The bank, which is 81 percent owned by the British government, said it expected to “significantly outperform” its previous guidance for the 2014 fiscal year. The bank had expected to record about $1.6 billion in charges for bad loans this year. It did not provide an updated figure.

“There has been an absence of large one-off impairments and lower levels of new nonperforming loans in the rest of RBS’s business” during the third quarter, the bank said in a news release.


RBS is expected to release its third-quarter results Oct. 31.

In July, RBS reported its second-quarter results a week early as its better-than-expected pretax profit nearly doubled on lower loan impairments and an improved economic outlook.

The lender said economic conditions continued to improve in the third quarter, which helped bolster the performance of its internal “bad bank,” known as RBS Capital Resolution. The internal bank was formed last year to hold and dispose of illiquid and underperforming assets.

RBS said it expected the improved outlook in the third quarter would allow it to release about $810 million in reserves that had been set aside for the bad bank.

That said, revenue in its corporate and institutional banking business was weaker than expected in the quarter, RBS said.

RBS, which is based in Edinburgh, also tempered its outlook somewhat by again warning Tuesday that litigation and other legacy issues could drag down its results in future quarters.

“Previously disclosed uncertainties remain, particu-larly relating to conduct and litigation matters,” the bank said.

The improving outlook is another positive sign for Ross McEwan, the RBS chief executive, as he tries to change the lender’s focus from being a global investment bank to becoming a smaller institution concentrated on the British market.


As part of the reshaping of its business, the lender is spinning off its Citizens Financial Group banking business in the United States.

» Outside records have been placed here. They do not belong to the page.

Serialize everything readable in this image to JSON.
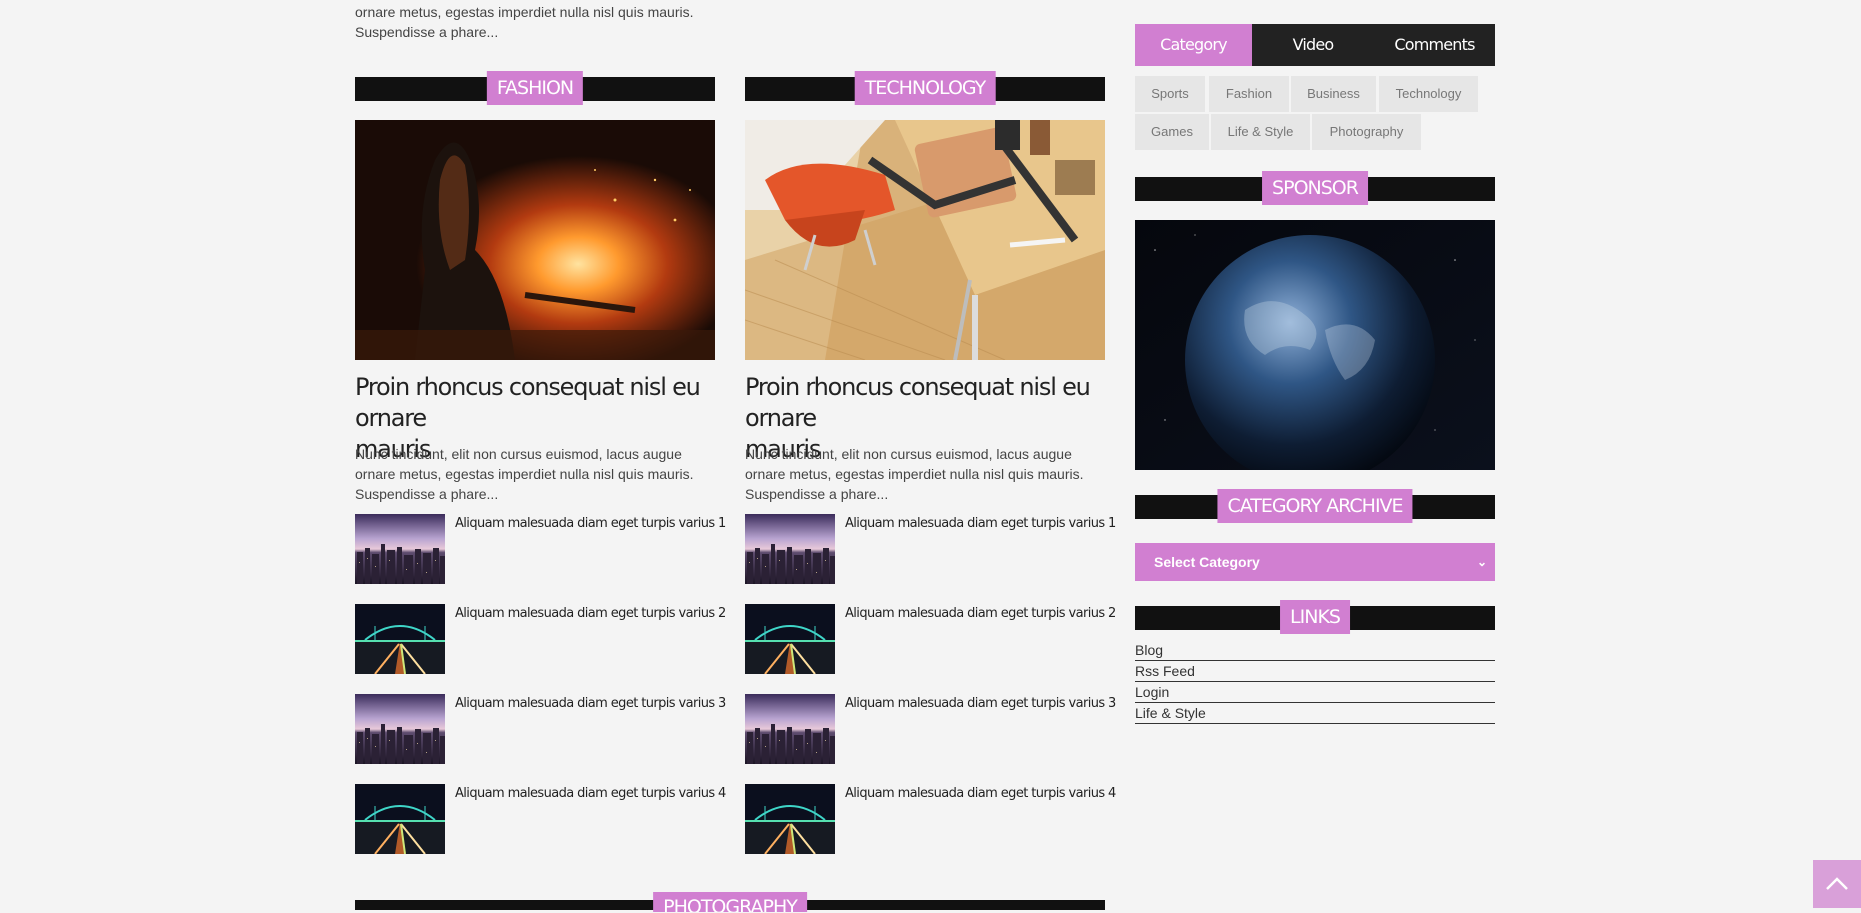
{
  "intro": {
    "line1": "ornare metus, egestas imperdiet nulla nisl quis mauris.",
    "line2": "Suspendisse a phare..."
  },
  "columns": [
    {
      "section": "FASHION",
      "title_line1": "Proin rhoncus consequat nisl eu ornare",
      "title_line2": "mauris",
      "excerpt_line1": "Nunc tincidunt, elit non cursus euismod, lacus augue",
      "excerpt_line2": "ornare metus, egestas imperdiet nulla nisl quis mauris.",
      "excerpt_line3": "Suspendisse a phare...",
      "items": [
        "Aliquam malesuada diam eget turpis varius 1",
        "Aliquam malesuada diam eget turpis varius 2",
        "Aliquam malesuada diam eget turpis varius 3",
        "Aliquam malesuada diam eget turpis varius 4"
      ]
    },
    {
      "section": "TECHNOLOGY",
      "title_line1": "Proin rhoncus consequat nisl eu ornare",
      "title_line2": "mauris",
      "excerpt_line1": "Nunc tincidunt, elit non cursus euismod, lacus augue",
      "excerpt_line2": "ornare metus, egestas imperdiet nulla nisl quis mauris.",
      "excerpt_line3": "Suspendisse a phare...",
      "items": [
        "Aliquam malesuada diam eget turpis varius 1",
        "Aliquam malesuada diam eget turpis varius 2",
        "Aliquam malesuada diam eget turpis varius 3",
        "Aliquam malesuada diam eget turpis varius 4"
      ]
    }
  ],
  "bottom_section": "PHOTOGRAPHY",
  "sidebar": {
    "tabs": [
      "Category",
      "Video",
      "Comments"
    ],
    "categories": [
      "Sports",
      "Fashion",
      "Business",
      "Technology",
      "Games",
      "Life & Style",
      "Photography"
    ],
    "sponsor_heading": "SPONSOR",
    "archive_heading": "CATEGORY ARCHIVE",
    "select_value": "Select Category",
    "links_heading": "LINKS",
    "links": [
      "Blog",
      "Rss Feed",
      "Login",
      "Life & Style"
    ]
  },
  "icons": {
    "back_to_top": "chevron-up-icon",
    "select_arrow": "chevron-down-icon"
  },
  "colors": {
    "accent": "#d17fd1",
    "bar": "#111111",
    "tabs_bg": "#222222",
    "chip_bg": "#e6e6e6",
    "page_bg": "#f4f4f4"
  }
}
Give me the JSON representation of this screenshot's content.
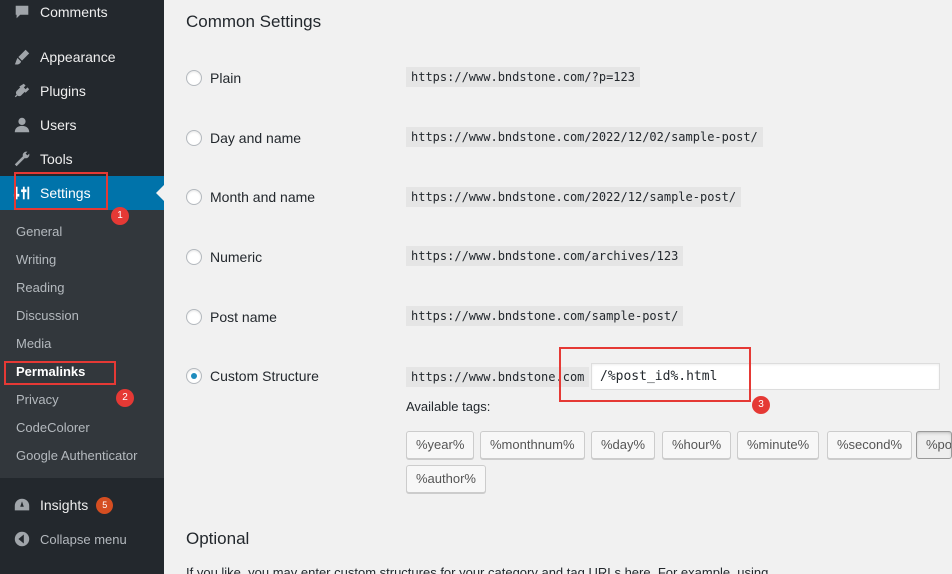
{
  "sidebar": {
    "menu": [
      {
        "label": "Comments",
        "icon": "comment-icon"
      },
      {
        "label": "Appearance",
        "icon": "brush-icon"
      },
      {
        "label": "Plugins",
        "icon": "plug-icon"
      },
      {
        "label": "Users",
        "icon": "user-icon"
      },
      {
        "label": "Tools",
        "icon": "wrench-icon"
      },
      {
        "label": "Settings",
        "icon": "settings-sliders-icon"
      }
    ],
    "submenu": [
      "General",
      "Writing",
      "Reading",
      "Discussion",
      "Media",
      "Permalinks",
      "Privacy",
      "CodeColorer",
      "Google Authenticator"
    ],
    "insights": {
      "label": "Insights",
      "badge": "5"
    },
    "collapse": "Collapse menu",
    "accent_color": "#0073aa"
  },
  "annotations": [
    "1",
    "2",
    "3"
  ],
  "main": {
    "common_title": "Common Settings",
    "options": [
      {
        "label": "Plain",
        "example": "https://www.bndstone.com/?p=123",
        "checked": false
      },
      {
        "label": "Day and name",
        "example": "https://www.bndstone.com/2022/12/02/sample-post/",
        "checked": false
      },
      {
        "label": "Month and name",
        "example": "https://www.bndstone.com/2022/12/sample-post/",
        "checked": false
      },
      {
        "label": "Numeric",
        "example": "https://www.bndstone.com/archives/123",
        "checked": false
      },
      {
        "label": "Post name",
        "example": "https://www.bndstone.com/sample-post/",
        "checked": false
      },
      {
        "label": "Custom Structure",
        "example": "https://www.bndstone.com",
        "checked": true
      }
    ],
    "custom_value": "/%post_id%.html",
    "tags_label": "Available tags:",
    "tags": [
      "%year%",
      "%monthnum%",
      "%day%",
      "%hour%",
      "%minute%",
      "%second%",
      "%po",
      "%author%"
    ],
    "optional_title": "Optional",
    "optional_desc": "If you like, you may enter custom structures for your category and tag URLs here. For example, using"
  }
}
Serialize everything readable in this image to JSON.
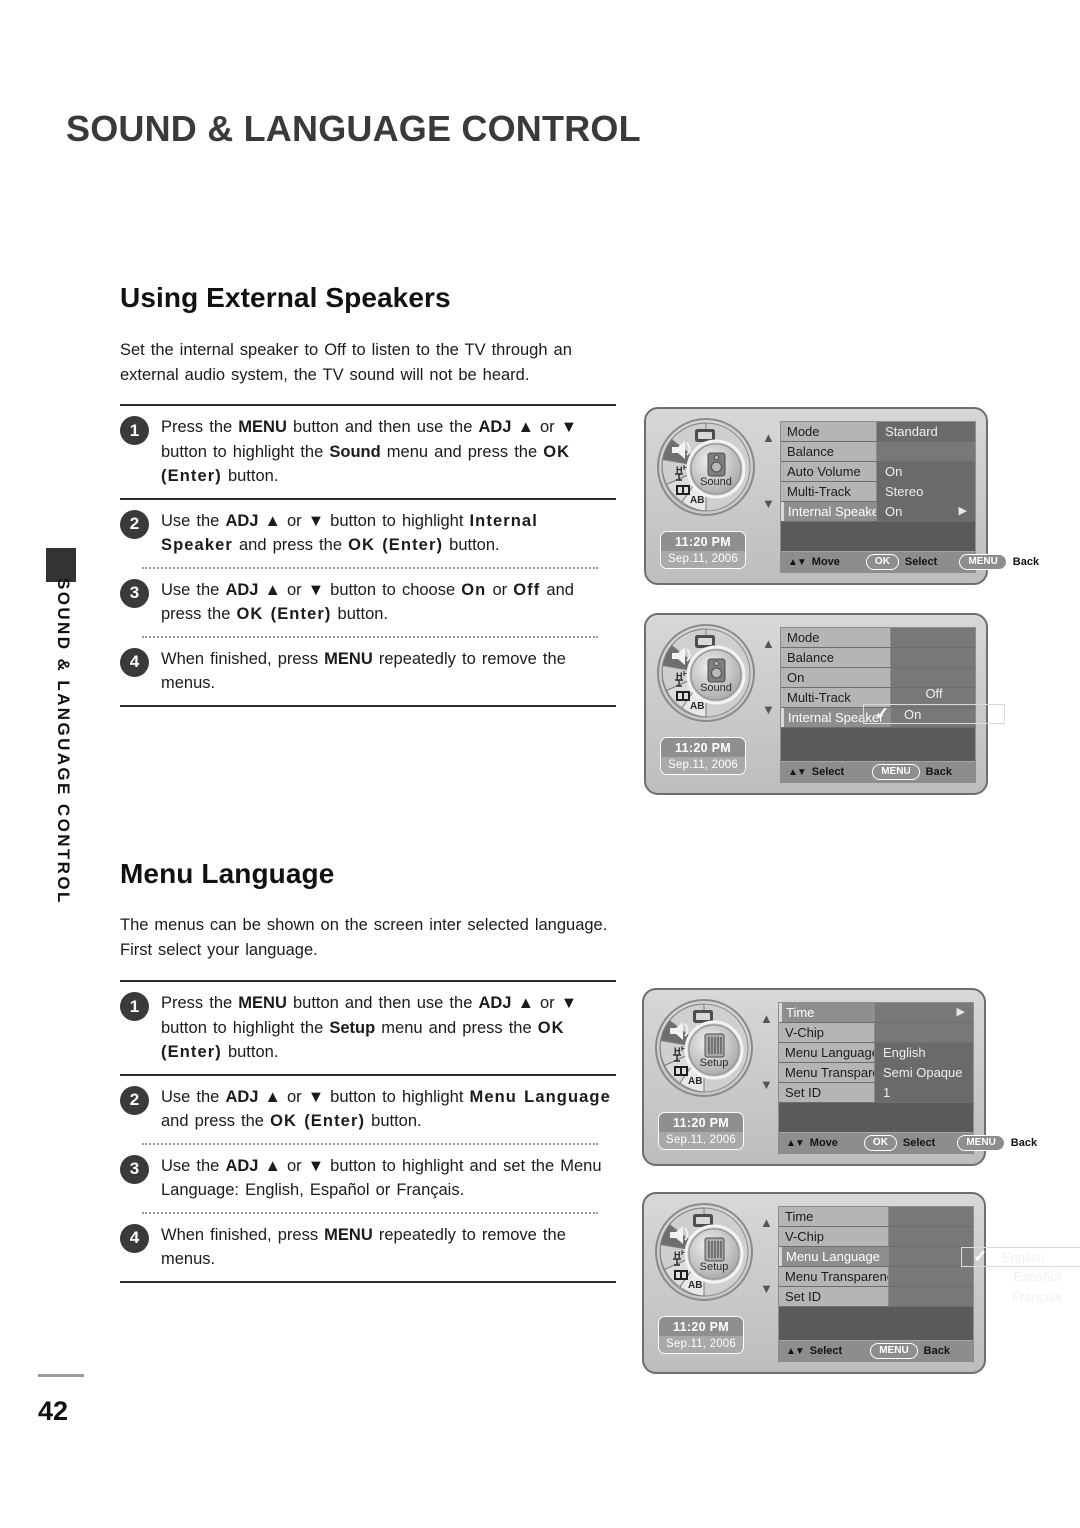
{
  "page": {
    "header_title": "SOUND & LANGUAGE CONTROL",
    "side_tab_text": "SOUND & LANGUAGE CONTROL",
    "page_number": "42"
  },
  "sections": [
    {
      "heading": "Using External Speakers",
      "intro": "Set the internal speaker to Off to listen to the TV through an external audio system, the TV sound will not be heard.",
      "steps": [
        {
          "num": "1",
          "html": "Press the <b>MENU</b> button and then use the <b>ADJ</b> ▲ or ▼ button to highlight the <b>Sound</b> menu and press the <span class=\"sp\">OK</span> <span class=\"sp\">(Enter)</span> button."
        },
        {
          "num": "2",
          "html": "Use the <b>ADJ</b> ▲ or ▼ button to highlight <span class=\"sp\">Internal Speaker</span> and press the <span class=\"sp\">OK (Enter)</span> button."
        },
        {
          "num": "3",
          "html": "Use the <b>ADJ</b> ▲ or ▼ button to choose <span class=\"sp\">On</span> or <span class=\"sp\">Off</span> and press the <span class=\"sp\">OK (Enter)</span> button."
        },
        {
          "num": "4",
          "html": "When finished, press <b>MENU</b> repeatedly to remove the menus."
        }
      ]
    },
    {
      "heading": "Menu Language",
      "intro": "The menus can be shown on the screen inter selected language. First select your language.",
      "steps": [
        {
          "num": "1",
          "html": "Press the <b>MENU</b> button and then use the <b>ADJ</b> ▲ or ▼ button to highlight the <b>Setup</b> menu and press the <span class=\"sp\">OK</span> <span class=\"sp\">(Enter)</span> button."
        },
        {
          "num": "2",
          "html": "Use the <b>ADJ</b> ▲ or ▼ button to highlight <span class=\"sp\">Menu Language</span> and press the <span class=\"sp\">OK (Enter)</span> button."
        },
        {
          "num": "3",
          "html": "Use the <b>ADJ</b> ▲ or ▼ button to highlight and set the Menu Language: English, Español or Français."
        },
        {
          "num": "4",
          "html": "When finished, press <b>MENU</b> repeatedly to remove the menus."
        }
      ]
    }
  ],
  "osd_screens": [
    {
      "id": "sound-menu",
      "wheel_label": "Sound",
      "clock_time": "11:20 PM",
      "clock_date": "Sep.11, 2006",
      "rows": [
        {
          "label": "Mode",
          "value": "Standard",
          "selected": false,
          "caret": false
        },
        {
          "label": "Balance",
          "value": "",
          "selected": false,
          "caret": false
        },
        {
          "label": "Auto Volume",
          "value": "On",
          "selected": false,
          "caret": false
        },
        {
          "label": "Multi-Track",
          "value": "Stereo",
          "selected": false,
          "caret": false
        },
        {
          "label": "Internal Speaker",
          "value": "On",
          "selected": true,
          "caret": true
        }
      ],
      "footer": {
        "move": "Move",
        "ok": "OK",
        "select": "Select",
        "menu": "MENU",
        "back": "Back"
      }
    },
    {
      "id": "sound-internal-speaker-popup",
      "wheel_label": "Sound",
      "clock_time": "11:20 PM",
      "clock_date": "Sep.11, 2006",
      "rows": [
        {
          "label": "Mode",
          "selected": false
        },
        {
          "label": "Balance",
          "selected": false
        },
        {
          "label": "On",
          "selected": false
        },
        {
          "label": "Multi-Track",
          "selected": false
        },
        {
          "label": "Internal Speaker",
          "selected": true
        }
      ],
      "popup": {
        "options": [
          "Off",
          "On"
        ],
        "checked": "On"
      },
      "footer": {
        "select": "Select",
        "menu": "MENU",
        "back": "Back"
      }
    },
    {
      "id": "setup-menu",
      "wheel_label": "Setup",
      "clock_time": "11:20 PM",
      "clock_date": "Sep.11, 2006",
      "rows": [
        {
          "label": "Time",
          "value": "",
          "selected": true,
          "caret": true
        },
        {
          "label": "V-Chip",
          "value": "",
          "selected": false,
          "caret": false
        },
        {
          "label": "Menu Language",
          "value": "English",
          "selected": false,
          "caret": false
        },
        {
          "label": "Menu Transparency",
          "value": "Semi Opaque",
          "selected": false,
          "caret": false
        },
        {
          "label": "Set ID",
          "value": "1",
          "selected": false,
          "caret": false
        }
      ],
      "footer": {
        "move": "Move",
        "ok": "OK",
        "select": "Select",
        "menu": "MENU",
        "back": "Back"
      }
    },
    {
      "id": "setup-language-popup",
      "wheel_label": "Setup",
      "clock_time": "11:20 PM",
      "clock_date": "Sep.11, 2006",
      "rows": [
        {
          "label": "Time",
          "selected": false
        },
        {
          "label": "V-Chip",
          "selected": false
        },
        {
          "label": "Menu Language",
          "selected": true
        },
        {
          "label": "Menu Transparency",
          "selected": false
        },
        {
          "label": "Set ID",
          "selected": false
        }
      ],
      "popup": {
        "options": [
          "English",
          "Español",
          "Français"
        ],
        "checked": "English"
      },
      "footer": {
        "select": "Select",
        "menu": "MENU",
        "back": "Back"
      }
    }
  ],
  "icons": {
    "wheel_segments": [
      "picture-icon",
      "speaker-icon",
      "channel-icon",
      "screen-icon",
      "ab-icon"
    ],
    "arrow_up": "▲",
    "arrow_down": "▼",
    "caret_right": "▶",
    "check": "✓"
  }
}
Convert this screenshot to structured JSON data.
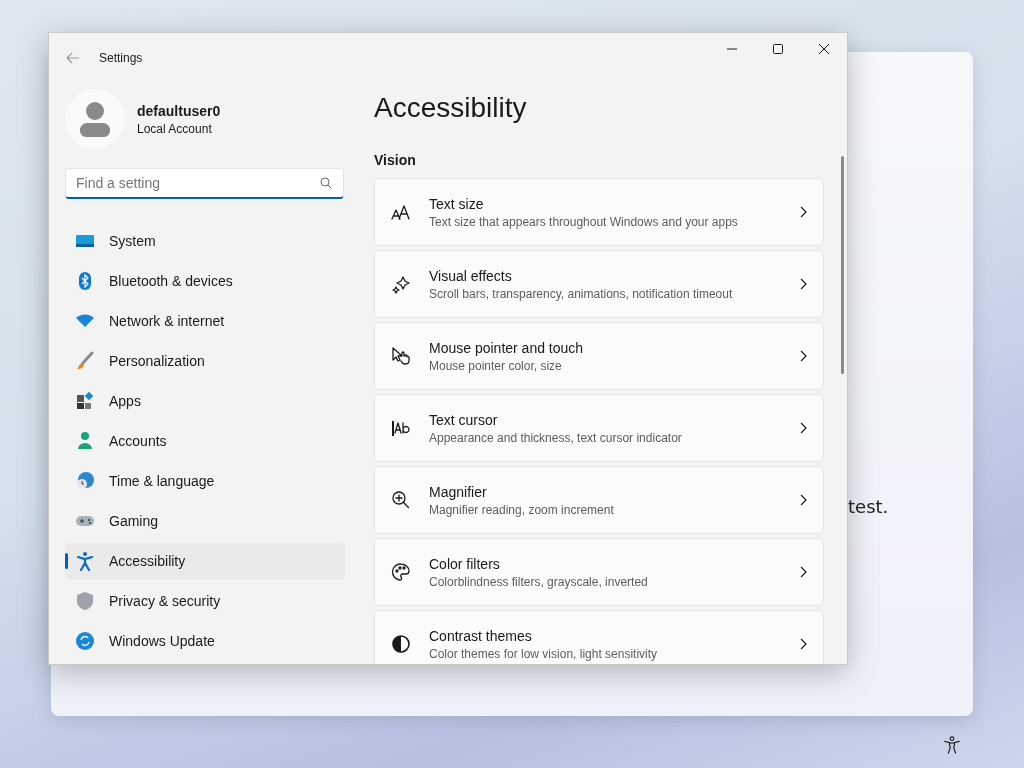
{
  "background_window": {
    "text": "test."
  },
  "window": {
    "title": "Settings"
  },
  "account": {
    "name": "defaultuser0",
    "type": "Local Account"
  },
  "search": {
    "placeholder": "Find a setting"
  },
  "sidebar": {
    "items": [
      {
        "label": "System",
        "selected": false
      },
      {
        "label": "Bluetooth & devices",
        "selected": false
      },
      {
        "label": "Network & internet",
        "selected": false
      },
      {
        "label": "Personalization",
        "selected": false
      },
      {
        "label": "Apps",
        "selected": false
      },
      {
        "label": "Accounts",
        "selected": false
      },
      {
        "label": "Time & language",
        "selected": false
      },
      {
        "label": "Gaming",
        "selected": false
      },
      {
        "label": "Accessibility",
        "selected": true
      },
      {
        "label": "Privacy & security",
        "selected": false
      },
      {
        "label": "Windows Update",
        "selected": false
      }
    ]
  },
  "page": {
    "title": "Accessibility",
    "section": "Vision",
    "cards": [
      {
        "title": "Text size",
        "subtitle": "Text size that appears throughout Windows and your apps"
      },
      {
        "title": "Visual effects",
        "subtitle": "Scroll bars, transparency, animations, notification timeout"
      },
      {
        "title": "Mouse pointer and touch",
        "subtitle": "Mouse pointer color, size"
      },
      {
        "title": "Text cursor",
        "subtitle": "Appearance and thickness, text cursor indicator"
      },
      {
        "title": "Magnifier",
        "subtitle": "Magnifier reading, zoom increment"
      },
      {
        "title": "Color filters",
        "subtitle": "Colorblindness filters, grayscale, inverted"
      },
      {
        "title": "Contrast themes",
        "subtitle": "Color themes for low vision, light sensitivity"
      }
    ]
  }
}
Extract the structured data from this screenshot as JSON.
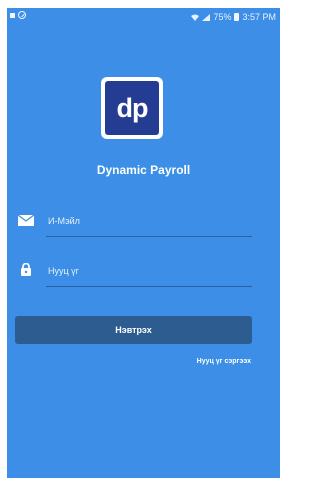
{
  "status_bar": {
    "battery": "75%",
    "time": "3:57 PM"
  },
  "logo": {
    "text": "dp"
  },
  "app": {
    "title": "Dynamic Payroll"
  },
  "form": {
    "email_placeholder": "И-Мэйл",
    "password_placeholder": "Нууц үг",
    "login_label": "Нэвтрэх",
    "forgot_password_label": "Нууц үг сэргээх"
  },
  "colors": {
    "background": "#3c8ee6",
    "logo_background": "#243c91",
    "button": "#2d5d90"
  },
  "icons": {
    "email": "envelope-icon",
    "password": "lock-icon",
    "wifi": "wifi-icon",
    "signal": "signal-icon",
    "battery": "battery-icon",
    "notification": "notification-icon",
    "do_not_disturb": "do-not-disturb-icon"
  }
}
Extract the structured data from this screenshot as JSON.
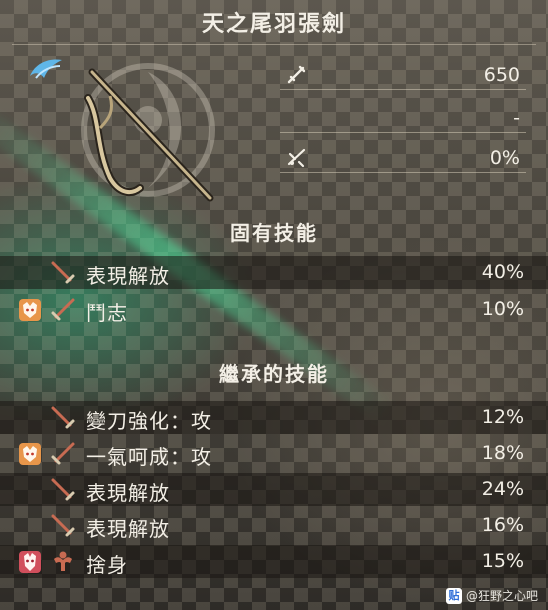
{
  "title": "天之尾羽張劍",
  "stats": [
    {
      "icon": "attack-icon",
      "value": "650"
    },
    {
      "icon": "",
      "value": "-"
    },
    {
      "icon": "affinity-icon",
      "value": "0%"
    }
  ],
  "sections": {
    "inherent": "固有技能",
    "inherited": "繼承的技能"
  },
  "inherent_skills": [
    {
      "badge": "",
      "icon": "sword-icon",
      "name": "表現解放",
      "percent": "40%"
    },
    {
      "badge": "fox-mask-badge-icon",
      "icon": "sword-icon",
      "name": "鬥志",
      "percent": "10%"
    }
  ],
  "inherited_skills": [
    {
      "badge": "",
      "icon": "sword-icon",
      "name": "變刀強化：攻",
      "percent": "12%"
    },
    {
      "badge": "fox-mask-badge-icon",
      "icon": "sword-icon",
      "name": "一氣呵成：攻",
      "percent": "18%"
    },
    {
      "badge": "",
      "icon": "sword-icon",
      "name": "表現解放",
      "percent": "24%"
    },
    {
      "badge": "",
      "icon": "sword-icon",
      "name": "表現解放",
      "percent": "16%"
    },
    {
      "badge": "kabuki-mask-badge-icon",
      "icon": "muscle-icon",
      "name": "捨身",
      "percent": "15%"
    }
  ],
  "watermark": "@狂野之心吧",
  "watermark_logo": "贴"
}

It is also planning an initial public offering for its Williams & Glyn branch network in Britain, which must be completed by the end of 2017 as a condition of its government bailout during the financial crisis.

Shares of RBS rose 3.6 percent to 3.74 pounds in trading in London on Tuesday morning.